**What is required**
What is needed is each line of the data below that holds the string "title".

**Stored records**
+++
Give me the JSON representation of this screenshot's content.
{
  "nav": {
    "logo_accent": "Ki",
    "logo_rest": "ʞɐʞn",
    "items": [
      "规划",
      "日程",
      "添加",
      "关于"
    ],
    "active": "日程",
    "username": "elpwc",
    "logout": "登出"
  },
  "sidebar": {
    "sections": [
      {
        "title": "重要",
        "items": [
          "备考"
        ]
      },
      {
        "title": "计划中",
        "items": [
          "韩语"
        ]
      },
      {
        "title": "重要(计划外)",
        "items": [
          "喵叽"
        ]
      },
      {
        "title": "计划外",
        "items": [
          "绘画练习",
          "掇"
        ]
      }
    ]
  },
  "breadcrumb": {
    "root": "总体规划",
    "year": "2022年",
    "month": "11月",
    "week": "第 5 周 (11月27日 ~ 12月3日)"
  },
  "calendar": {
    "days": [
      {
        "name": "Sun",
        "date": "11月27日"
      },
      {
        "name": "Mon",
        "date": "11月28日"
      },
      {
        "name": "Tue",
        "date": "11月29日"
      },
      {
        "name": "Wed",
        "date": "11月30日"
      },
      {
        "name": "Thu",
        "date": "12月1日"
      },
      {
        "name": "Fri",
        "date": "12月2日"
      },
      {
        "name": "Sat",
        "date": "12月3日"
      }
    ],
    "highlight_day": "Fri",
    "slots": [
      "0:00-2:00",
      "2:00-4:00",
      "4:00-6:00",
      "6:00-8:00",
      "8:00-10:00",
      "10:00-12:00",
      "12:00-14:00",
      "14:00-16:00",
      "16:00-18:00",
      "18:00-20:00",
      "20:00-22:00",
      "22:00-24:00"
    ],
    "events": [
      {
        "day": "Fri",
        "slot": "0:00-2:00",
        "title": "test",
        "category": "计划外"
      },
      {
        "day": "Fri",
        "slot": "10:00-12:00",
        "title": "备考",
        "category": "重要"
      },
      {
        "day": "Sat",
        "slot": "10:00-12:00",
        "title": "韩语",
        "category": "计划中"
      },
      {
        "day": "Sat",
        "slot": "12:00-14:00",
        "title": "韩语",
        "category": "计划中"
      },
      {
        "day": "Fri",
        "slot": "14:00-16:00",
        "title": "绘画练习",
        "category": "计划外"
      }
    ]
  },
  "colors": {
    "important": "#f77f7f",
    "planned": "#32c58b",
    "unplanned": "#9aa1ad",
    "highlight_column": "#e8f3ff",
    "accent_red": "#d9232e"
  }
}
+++
**Result of this task**
        "title": "重要",
        "title": "计划中",
        "title": "重要(计划外)",
        "title": "计划外",
        "title": "test",
        "title": "备考",
        "title": "韩语",
        "title": "韩语",
        "title": "绘画练习",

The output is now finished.